This winter’s temperatures will be crucial for homeowners concerned about the record cost of heating their homes and for European lawmakers seeking to avoid energy rationing due to reductions in Russian gas supply.
“We see that the winter will be warmer than usual,” said Carlo Buontempo, director of the Copernicus Climate Change Service which produces seasonal forecasts for the European Center for Medium-Range Weather Forecasts (ECMWF).
“However, there is still a significant chance of a lockdown situation, which can lead to cold temperatures and little wind in Europe,” he told AFP as the service released a monthly update to its forecasts.
A so-called lockdown or lockout pattern in the winter can bring stable, often windless weather accompanied by sub-zero temperatures.
“This seemed more likely in November, but now it looks like a pronounced probability of a cold outbreak in December,” Buontempo added.
The ECMWF produces weather models using data from a variety of national weather services across Europe.
Their forecasts are based on indicators such as ocean and air temperatures, as well as wind speeds in the stratosphere, but they do not have the accuracy of short-term reports.
The models provide “the best possible information, to give a clue, to guide our decisions,” Buontempo said.
The European winter was expected to be warmer than usual due to the La Niña global weather phenomenon, which is linked to cooling surface temperatures in the central and eastern equatorial Pacific Ocean.
“We know that in a La Niña year, the latter part of the European winter tends to favor westerly winds, which are so warm and humid,” Buontempo said.

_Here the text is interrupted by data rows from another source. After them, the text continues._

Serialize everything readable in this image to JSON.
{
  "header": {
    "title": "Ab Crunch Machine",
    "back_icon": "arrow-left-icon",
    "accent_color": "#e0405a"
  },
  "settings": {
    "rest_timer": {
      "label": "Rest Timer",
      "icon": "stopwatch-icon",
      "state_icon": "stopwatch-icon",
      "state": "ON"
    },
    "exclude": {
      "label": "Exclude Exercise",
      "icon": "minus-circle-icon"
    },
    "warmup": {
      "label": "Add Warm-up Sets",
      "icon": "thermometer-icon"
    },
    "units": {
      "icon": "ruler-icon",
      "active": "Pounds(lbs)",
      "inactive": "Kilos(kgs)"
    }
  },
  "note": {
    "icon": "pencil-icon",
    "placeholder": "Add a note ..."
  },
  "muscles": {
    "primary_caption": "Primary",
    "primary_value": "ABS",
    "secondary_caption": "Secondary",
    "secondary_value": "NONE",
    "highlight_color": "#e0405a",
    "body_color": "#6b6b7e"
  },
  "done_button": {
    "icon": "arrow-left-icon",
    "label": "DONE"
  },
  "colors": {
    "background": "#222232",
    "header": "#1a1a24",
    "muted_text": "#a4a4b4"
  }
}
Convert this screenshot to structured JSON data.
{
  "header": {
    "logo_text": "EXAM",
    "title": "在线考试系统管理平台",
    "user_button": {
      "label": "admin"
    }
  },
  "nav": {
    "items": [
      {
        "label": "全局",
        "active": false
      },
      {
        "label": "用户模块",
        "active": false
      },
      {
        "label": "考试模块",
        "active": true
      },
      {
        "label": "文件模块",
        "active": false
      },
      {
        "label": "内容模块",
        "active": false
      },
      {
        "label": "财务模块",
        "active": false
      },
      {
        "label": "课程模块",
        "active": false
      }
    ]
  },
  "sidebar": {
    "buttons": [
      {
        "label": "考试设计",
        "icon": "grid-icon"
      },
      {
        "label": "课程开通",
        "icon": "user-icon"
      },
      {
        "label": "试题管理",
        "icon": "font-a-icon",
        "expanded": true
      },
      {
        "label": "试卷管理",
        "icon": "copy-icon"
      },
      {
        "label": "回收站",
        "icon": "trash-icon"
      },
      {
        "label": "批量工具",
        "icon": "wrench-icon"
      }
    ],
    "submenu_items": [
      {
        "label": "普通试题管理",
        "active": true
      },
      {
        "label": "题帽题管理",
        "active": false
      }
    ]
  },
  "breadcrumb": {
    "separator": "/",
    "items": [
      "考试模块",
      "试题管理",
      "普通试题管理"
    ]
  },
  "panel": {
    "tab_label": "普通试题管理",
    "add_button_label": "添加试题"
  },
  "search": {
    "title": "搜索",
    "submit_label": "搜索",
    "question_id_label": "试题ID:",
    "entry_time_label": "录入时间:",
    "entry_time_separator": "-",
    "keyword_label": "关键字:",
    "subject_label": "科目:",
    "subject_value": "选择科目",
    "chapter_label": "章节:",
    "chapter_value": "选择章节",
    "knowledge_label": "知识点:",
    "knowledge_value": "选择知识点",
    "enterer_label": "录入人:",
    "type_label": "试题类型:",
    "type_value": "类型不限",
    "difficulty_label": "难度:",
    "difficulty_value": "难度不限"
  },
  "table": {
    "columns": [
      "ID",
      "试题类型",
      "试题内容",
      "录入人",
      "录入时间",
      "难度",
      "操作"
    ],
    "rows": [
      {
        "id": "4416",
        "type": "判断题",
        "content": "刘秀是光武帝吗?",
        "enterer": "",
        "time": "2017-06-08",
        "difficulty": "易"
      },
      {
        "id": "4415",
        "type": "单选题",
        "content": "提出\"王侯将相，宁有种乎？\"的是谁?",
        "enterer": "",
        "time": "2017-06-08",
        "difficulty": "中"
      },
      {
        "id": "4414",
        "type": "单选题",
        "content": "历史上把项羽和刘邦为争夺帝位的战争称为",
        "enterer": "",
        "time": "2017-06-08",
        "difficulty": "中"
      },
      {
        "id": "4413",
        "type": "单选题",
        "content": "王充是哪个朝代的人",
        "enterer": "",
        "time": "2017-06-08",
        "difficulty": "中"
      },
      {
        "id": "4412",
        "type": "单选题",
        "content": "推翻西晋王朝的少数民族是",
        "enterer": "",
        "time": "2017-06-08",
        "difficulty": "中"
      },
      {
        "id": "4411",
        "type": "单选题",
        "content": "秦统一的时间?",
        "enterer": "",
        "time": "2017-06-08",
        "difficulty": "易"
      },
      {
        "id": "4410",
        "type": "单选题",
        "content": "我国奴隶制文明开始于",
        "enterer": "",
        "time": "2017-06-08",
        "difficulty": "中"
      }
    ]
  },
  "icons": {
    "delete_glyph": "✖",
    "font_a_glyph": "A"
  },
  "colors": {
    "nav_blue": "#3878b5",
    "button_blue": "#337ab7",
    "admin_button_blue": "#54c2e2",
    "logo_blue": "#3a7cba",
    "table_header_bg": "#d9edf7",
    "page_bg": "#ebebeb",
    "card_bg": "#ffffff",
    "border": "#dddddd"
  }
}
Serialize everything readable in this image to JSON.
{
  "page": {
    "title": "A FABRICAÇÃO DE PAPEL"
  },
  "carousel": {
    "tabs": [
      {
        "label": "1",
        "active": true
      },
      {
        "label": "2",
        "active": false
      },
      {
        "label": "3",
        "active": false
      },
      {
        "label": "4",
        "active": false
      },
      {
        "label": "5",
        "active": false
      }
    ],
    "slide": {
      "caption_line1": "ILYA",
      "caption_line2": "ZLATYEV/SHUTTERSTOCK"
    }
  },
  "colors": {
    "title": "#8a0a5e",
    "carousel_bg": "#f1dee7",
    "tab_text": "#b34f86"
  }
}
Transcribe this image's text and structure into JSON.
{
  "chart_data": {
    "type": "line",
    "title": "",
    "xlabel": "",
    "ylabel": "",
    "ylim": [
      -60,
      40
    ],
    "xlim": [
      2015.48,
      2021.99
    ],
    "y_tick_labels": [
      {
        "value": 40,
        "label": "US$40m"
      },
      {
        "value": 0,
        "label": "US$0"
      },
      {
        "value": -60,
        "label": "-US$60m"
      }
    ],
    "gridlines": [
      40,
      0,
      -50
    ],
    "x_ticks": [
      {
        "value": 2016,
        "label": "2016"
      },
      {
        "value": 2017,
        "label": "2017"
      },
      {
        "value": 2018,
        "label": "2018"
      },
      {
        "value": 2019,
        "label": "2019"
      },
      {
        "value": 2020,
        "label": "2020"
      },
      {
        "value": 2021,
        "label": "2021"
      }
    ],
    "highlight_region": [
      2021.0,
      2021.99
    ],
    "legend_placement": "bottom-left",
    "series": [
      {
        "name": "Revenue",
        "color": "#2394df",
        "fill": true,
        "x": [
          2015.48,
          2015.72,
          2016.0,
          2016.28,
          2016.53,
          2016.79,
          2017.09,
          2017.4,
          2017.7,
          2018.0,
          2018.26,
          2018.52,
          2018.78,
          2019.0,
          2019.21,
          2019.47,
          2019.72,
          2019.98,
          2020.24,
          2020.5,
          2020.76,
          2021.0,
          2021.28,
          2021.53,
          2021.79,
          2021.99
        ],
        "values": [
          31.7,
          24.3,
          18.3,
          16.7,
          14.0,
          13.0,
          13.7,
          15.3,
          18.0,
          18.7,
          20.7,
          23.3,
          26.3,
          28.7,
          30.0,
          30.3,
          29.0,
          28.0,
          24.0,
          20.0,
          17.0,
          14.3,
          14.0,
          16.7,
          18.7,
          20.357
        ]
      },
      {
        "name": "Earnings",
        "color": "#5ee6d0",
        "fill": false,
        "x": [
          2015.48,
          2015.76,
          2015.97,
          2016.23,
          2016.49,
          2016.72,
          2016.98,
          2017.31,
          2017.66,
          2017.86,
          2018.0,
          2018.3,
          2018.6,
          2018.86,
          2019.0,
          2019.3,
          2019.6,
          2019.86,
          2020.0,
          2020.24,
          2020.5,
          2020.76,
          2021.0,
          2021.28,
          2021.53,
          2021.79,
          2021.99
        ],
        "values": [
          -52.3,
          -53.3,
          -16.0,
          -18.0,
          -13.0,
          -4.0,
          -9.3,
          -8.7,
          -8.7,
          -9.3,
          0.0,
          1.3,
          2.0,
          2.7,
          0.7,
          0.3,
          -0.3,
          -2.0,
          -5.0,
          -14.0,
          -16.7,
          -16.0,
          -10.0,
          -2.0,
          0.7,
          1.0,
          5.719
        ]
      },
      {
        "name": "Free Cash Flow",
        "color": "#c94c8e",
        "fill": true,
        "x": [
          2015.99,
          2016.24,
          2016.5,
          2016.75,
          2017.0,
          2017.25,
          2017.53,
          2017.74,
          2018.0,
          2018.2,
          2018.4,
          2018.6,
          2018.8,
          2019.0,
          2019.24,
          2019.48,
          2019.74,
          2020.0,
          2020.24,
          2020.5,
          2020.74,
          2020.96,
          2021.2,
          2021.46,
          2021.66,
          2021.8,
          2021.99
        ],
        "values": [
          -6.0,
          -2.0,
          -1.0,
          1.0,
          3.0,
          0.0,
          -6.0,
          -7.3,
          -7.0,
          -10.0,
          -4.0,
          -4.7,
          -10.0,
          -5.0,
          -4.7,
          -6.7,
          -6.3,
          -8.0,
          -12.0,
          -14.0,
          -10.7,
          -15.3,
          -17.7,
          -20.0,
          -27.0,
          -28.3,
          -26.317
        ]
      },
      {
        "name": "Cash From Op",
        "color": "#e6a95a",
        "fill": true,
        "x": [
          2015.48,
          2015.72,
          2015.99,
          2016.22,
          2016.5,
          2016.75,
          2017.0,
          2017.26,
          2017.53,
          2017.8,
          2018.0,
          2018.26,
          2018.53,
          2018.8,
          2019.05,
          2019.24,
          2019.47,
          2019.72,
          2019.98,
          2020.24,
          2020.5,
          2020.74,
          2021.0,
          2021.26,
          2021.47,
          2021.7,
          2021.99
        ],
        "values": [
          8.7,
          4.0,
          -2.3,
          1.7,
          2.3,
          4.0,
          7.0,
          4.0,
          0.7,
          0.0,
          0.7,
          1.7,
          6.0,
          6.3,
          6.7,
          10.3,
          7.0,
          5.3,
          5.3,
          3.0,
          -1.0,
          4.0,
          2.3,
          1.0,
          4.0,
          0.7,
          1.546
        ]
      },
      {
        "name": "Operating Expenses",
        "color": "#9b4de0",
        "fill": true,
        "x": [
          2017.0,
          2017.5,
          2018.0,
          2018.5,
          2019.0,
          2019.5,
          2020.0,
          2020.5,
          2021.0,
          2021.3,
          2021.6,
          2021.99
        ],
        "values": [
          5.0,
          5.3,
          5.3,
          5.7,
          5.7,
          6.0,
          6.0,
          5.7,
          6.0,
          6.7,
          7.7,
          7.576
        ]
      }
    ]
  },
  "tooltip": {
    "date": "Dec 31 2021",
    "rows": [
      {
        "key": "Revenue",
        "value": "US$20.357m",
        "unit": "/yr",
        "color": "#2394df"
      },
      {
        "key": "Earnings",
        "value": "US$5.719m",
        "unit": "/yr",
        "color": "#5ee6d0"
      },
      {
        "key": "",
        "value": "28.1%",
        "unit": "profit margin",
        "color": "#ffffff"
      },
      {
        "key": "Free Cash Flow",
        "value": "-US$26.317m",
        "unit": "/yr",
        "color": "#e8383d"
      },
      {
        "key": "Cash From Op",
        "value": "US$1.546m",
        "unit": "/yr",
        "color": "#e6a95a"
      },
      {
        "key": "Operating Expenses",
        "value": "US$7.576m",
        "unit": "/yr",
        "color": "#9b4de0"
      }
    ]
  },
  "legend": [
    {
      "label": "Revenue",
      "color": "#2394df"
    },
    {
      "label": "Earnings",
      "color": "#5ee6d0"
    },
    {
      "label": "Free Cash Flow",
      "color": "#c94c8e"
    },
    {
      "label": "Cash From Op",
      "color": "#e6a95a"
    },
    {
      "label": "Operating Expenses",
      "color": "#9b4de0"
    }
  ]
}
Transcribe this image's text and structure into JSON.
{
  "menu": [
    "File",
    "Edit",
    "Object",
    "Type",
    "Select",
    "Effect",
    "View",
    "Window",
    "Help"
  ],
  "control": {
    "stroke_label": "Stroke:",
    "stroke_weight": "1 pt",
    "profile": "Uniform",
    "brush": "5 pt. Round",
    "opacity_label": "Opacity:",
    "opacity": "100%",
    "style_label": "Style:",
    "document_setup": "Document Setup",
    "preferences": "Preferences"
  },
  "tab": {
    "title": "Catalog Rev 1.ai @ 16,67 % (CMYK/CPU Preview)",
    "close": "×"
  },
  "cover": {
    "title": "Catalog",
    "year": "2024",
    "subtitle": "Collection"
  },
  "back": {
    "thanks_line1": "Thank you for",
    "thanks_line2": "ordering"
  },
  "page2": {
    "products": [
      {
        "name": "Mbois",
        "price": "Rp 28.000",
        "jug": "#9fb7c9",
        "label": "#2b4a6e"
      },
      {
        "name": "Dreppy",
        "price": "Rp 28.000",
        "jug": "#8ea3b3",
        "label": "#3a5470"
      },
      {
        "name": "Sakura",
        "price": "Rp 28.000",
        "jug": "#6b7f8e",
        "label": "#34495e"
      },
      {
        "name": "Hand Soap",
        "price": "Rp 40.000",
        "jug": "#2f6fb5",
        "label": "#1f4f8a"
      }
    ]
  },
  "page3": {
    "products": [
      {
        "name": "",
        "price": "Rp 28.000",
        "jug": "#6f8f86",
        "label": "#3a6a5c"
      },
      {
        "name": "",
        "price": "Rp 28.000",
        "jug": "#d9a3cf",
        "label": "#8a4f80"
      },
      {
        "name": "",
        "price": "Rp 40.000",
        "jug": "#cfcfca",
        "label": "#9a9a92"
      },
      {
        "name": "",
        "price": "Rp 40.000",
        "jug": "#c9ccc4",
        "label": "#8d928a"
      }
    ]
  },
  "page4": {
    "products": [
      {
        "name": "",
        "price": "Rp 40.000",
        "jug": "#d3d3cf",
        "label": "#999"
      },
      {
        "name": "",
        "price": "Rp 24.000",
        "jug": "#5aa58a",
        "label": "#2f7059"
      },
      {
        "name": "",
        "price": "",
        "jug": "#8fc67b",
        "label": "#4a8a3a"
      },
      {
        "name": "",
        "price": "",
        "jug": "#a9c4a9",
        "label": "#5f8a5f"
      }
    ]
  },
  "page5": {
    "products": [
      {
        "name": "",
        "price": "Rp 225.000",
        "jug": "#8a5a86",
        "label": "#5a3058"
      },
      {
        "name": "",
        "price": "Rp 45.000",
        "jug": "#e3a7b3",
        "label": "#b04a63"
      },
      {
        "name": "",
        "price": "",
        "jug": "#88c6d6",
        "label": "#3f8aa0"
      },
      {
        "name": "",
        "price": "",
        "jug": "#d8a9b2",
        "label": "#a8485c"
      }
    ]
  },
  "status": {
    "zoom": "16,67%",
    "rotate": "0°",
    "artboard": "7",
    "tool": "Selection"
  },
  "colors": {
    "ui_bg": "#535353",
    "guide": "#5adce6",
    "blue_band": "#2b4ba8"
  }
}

The agency will update its winter season forecast next month when it will be more confident because “every driver for the winter will be more active,” he said.
Independent energy experts expect Europe to be able to withstand Russia’s gas cuts this winter, as long as temperatures stay in line with or above the long-term average.
Governments have almost filled their strategic gas reserves and consumers are urged to reduce their consumption.
The International Energy Agency, a Paris-based energy consultancy, believes temperatures around 10% below average during the winter would put pressure on Europe’s gas system.
He has also said that a late cold snap, when gas supplies are expected to be low, could be the “Achilles’ heel of European gas supply security”.